The European Central Bank is hosting a three-day meeting in Sintra, Portugal, that will include a speech from its president, Mario Draghi. Federal Reserve Chair Janet Yellen was scheduled to participate in a panel discussion at the gathering Wednesday, but the Fed said Monday she has withdrawn without offering a reason. German Chancellor Angela Merkel will host EU President Donald Tusk in Berlin today to talk about the U.K.’s exit plan.
Traders abandoned bets on future Fed interest-rate increases well into 2017, after expectations for higher borrowing costs this year had crept up before the Brexit vote. Odds of a Fed move by February have fallen to 8 percent, from 52 percent Thursday. The probability of a rate cut when policy makers meet in September rose to 24 percent.
Britain’s departure will unleash as much as $300 billion of selling by automated quant programs in the already-battered U.S. stock market, Marko Kolanovic, the JPMorgan Chase & Co. derivatives strategist, wrote in a note late Friday. Equity investors in the U.S. would be wise to stay away until quant managers finish the rebalancing that was forced on them by the day’s volatility, he said.
“Investors are being given a short line on risk with headlines changing on almost an hourly basis,” said Nick Ford, a London-based fund manager at Miton Group, which oversees the equivalent of about $3.9 billion. “It makes sense people are being cautious. Recent economic indicators in the U.S. have already been disappointing. What happened on Friday makes any Fed action in the near future even less likely.”
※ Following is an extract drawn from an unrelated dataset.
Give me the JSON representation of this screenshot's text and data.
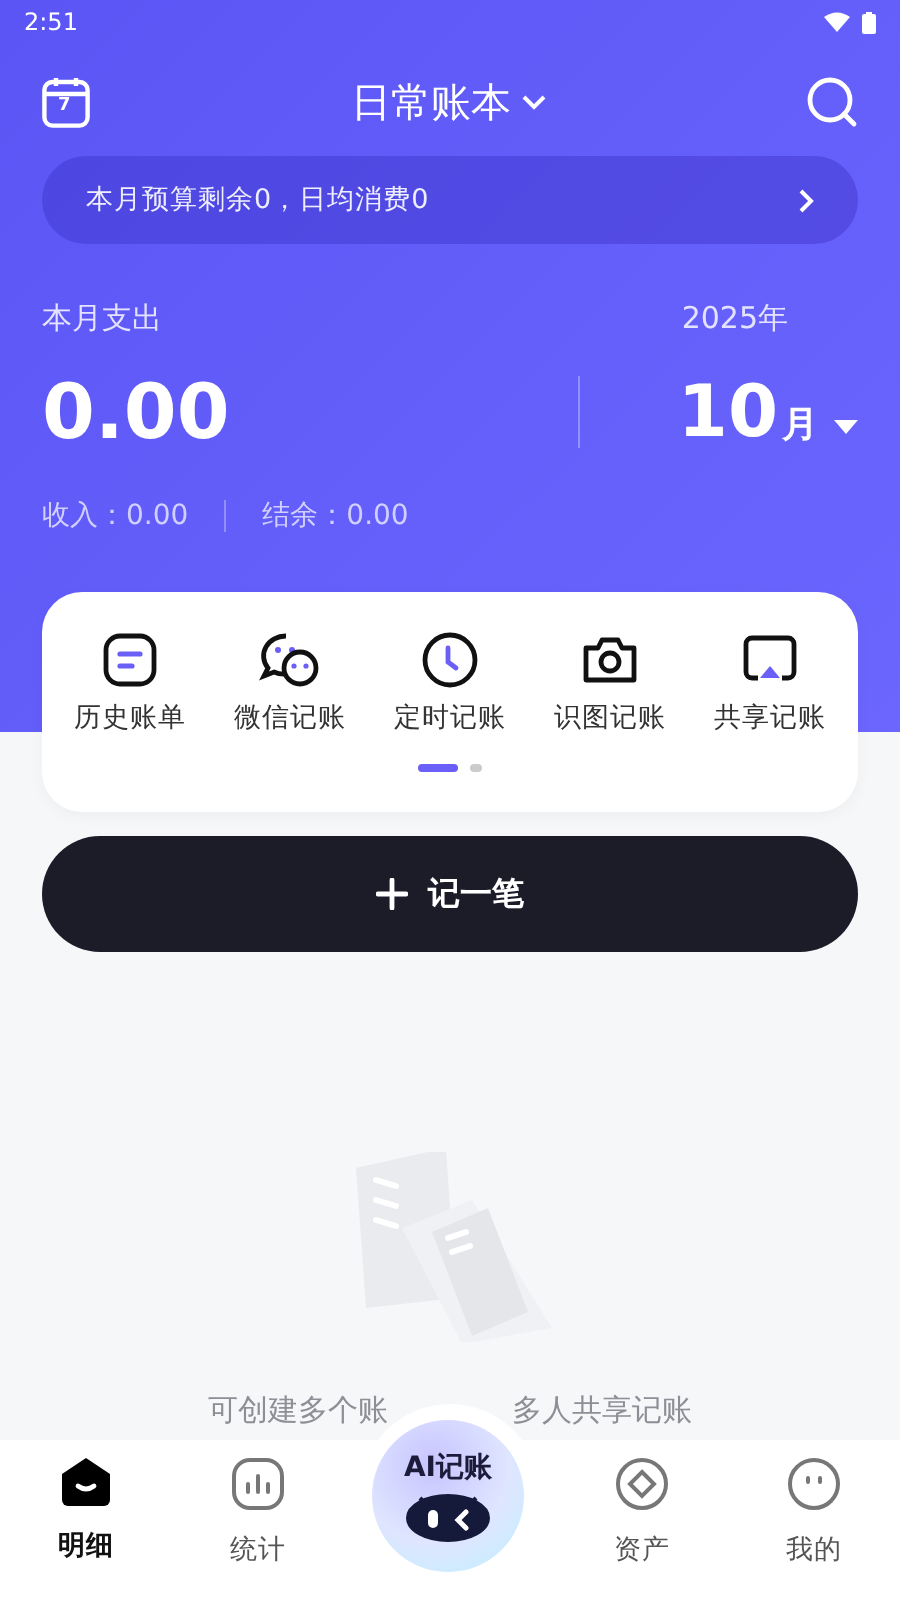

Some of the world’s biggest money managers, with a combined $6.7 trillion in assets, are regrouping after the worst day for global equities in almost five years. BlackRock Inc. says the impact on U.S. and Asian shares will be limited and central banks will continue to support growth. Franklin Templeton Investments says investors overreacted and the volatility creates chances to purchase lenders and energy producers.
In Monday’s trading, eight of the S&P 500’s 10 main industries fell, with raw materials and financial shares sinking at least 2.7 percent. Utilities and phone companies, the two best performers this year, edged higher.
Banks in the benchmark index were headed for the steepest back-to-back slide since 2011, when lenders plunged amid Europe’s sovereign debt crisis and a downgrade of the U.S.’s credit rating. Fifth Third Bancorp dropped 6.2 percent, Citigroup Inc. lost 3.3 percent to a four-month low. The KBW Bank Index slumped 4.3 percent to bring its two-day retreat to 11 percent.
Lazard Ltd. and Evercore Partners Inc. posted their biggest two-day declines since 2008, leading a slump of independent investment banks. Moelis & Co. and Greenhill & Co. sank at least 8 percent today to their lowest levels ever.
Concerns that Britain’s EU exit will exacerbate an already weak global growth outlook dragged down raw-materials producers. Glass container maker Owens-Illinois Inc. tumbled 8.2 percent, bringing its decline since Thursday’s close to 17 percent, the largest two-day selloff since 2009. Dow Chemical Co. and Freeport-McMoRan Inc. lost at least 3 percent Monday.